Including and celebrating trans people is a fantastic way to advance this goal, because it effects a de-coupling of elements of the gender webs. So do gay liberation and more conventional sorts of feminist activism:
- Feminist advocacy has sought to de-couple gender from legal rights, occupational role, access to education, etc.
- Gay liberation has sought to de-couple gender from sexual attraction
- Accepting social transition de-couples gender from biology
- Accepting medical transition de-couples different aspects of biology from one another
Hence certain slogans that sometimes circulate in meme form:
By respecting gender identity – by giving individuals control over how they are gendered – we directly contribute to the destruction of the overarching non-consensual system.
One way of envisaging the ultimate outcome of these de-coupling tendencies together is that if basically everything gets decoupled from gender, gender will thereby lose its significance. That’s not to deny that right now gender is very important to a lot of people, which is perfectly legitimate and which I am in no way trying to criticise. But I think respecting people’s individual gender feelings regardless of their assigned gender may well tend, in the long run, to reduce the importance of gender for everyone. All of these things move us towards a genderless society, where knowing how someone dresses and what job they do tells you nothing about who they’re attracted to and what genitals they have.
I think in a society like that – where gender has become both much harder to discern, and much less useful to discern – the category is likely to be much less entrenched in people’s minds. At the moment, gender is predictively useful – you can usually categorise someone as a man or a woman quickly and reliably based on a variety of cues, and doing so lets you make high-reliability predictions about many other traits of theirs. In a condition like this, I think most people’s brains are going to identify and employ gender as a pervasive cognitive tool – even if you sincerely believe ‘I support the abolition of gender’, because brains don’t listen to abstract principles very well.
Of course I should stress that plenty of trans people don’t want gender completely dismantled. Presumably plenty of them have no opinion, or are actively conservative. Trans people are just people, with all sorts of beliefs. Trans people are no more obliged to serve as foot-soldiers in an ideological war on traditional gender roles than cis people are. But it’s nice when the things we have reason to do for immediate, simple, ethical reasons also subserve our preferred long-term ideological visions (and I think it can be a red flag when the two are sharply opposed).
A term that I think very nicely expresses the unity of these two goals is ‘gender anarchy’ – playing on the ambiguity of ‘anarchy’ that has always dogged anarchists.

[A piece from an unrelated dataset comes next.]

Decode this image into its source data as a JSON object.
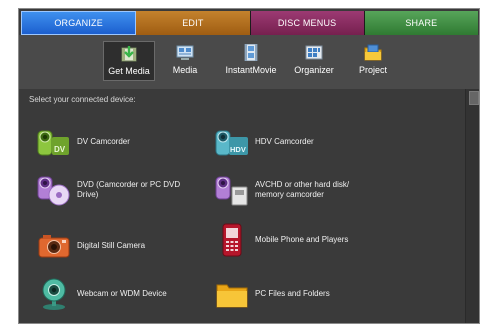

In one sense, ‘anarchy’ means free choice for all, the rule of voluntary consent – and in that sense ‘anarchy is order’. In another, more colloquial sense, ‘anarchy’ means chaos and the collapse of order. ‘Gender anarchy’ serves as a nice phrase because you can read it in the former, anarchist-inspired sense, as meaning ‘respect individuals’ gender choices’, or in the latter, menacing sense, as meaning ‘subvert and undermine the coherence of the whole system’. And if I’m right in what I’ve said in this post, doing those two things actually go hand-in-hand.